** Opening Source material block **

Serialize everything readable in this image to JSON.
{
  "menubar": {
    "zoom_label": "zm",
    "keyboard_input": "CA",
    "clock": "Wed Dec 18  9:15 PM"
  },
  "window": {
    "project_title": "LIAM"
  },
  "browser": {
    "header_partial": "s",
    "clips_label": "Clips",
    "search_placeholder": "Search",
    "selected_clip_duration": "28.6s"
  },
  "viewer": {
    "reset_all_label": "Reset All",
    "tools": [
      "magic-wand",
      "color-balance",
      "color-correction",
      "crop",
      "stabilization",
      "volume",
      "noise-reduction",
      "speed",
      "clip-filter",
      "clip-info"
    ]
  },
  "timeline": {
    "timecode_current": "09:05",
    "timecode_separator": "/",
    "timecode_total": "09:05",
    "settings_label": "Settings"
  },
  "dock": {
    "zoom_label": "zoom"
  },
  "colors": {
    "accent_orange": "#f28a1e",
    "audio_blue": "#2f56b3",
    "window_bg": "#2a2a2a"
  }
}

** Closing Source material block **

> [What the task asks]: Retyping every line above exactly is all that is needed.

> [Task answer]:
Serialize everything readable in this image to JSON.
{
  "menubar": {
    "zoom_label": "zm",
    "keyboard_input": "CA",
    "clock": "Wed Dec 18  9:15 PM"
  },
  "window": {
    "project_title": "LIAM"
  },
  "browser": {
    "header_partial": "s",
    "clips_label": "Clips",
    "search_placeholder": "Search",
    "selected_clip_duration": "28.6s"
  },
  "viewer": {
    "reset_all_label": "Reset All",
    "tools": [
      "magic-wand",
      "color-balance",
      "color-correction",
      "crop",
      "stabilization",
      "volume",
      "noise-reduction",
      "speed",
      "clip-filter",
      "clip-info"
    ]
  },
  "timeline": {
    "timecode_current": "09:05",
    "timecode_separator": "/",
    "timecode_total": "09:05",
    "settings_label": "Settings"
  },
  "dock": {
    "zoom_label": "zoom"
  },
  "colors": {
    "accent_orange": "#f28a1e",
    "audio_blue": "#2f56b3",
    "window_bg": "#2a2a2a"
  }
}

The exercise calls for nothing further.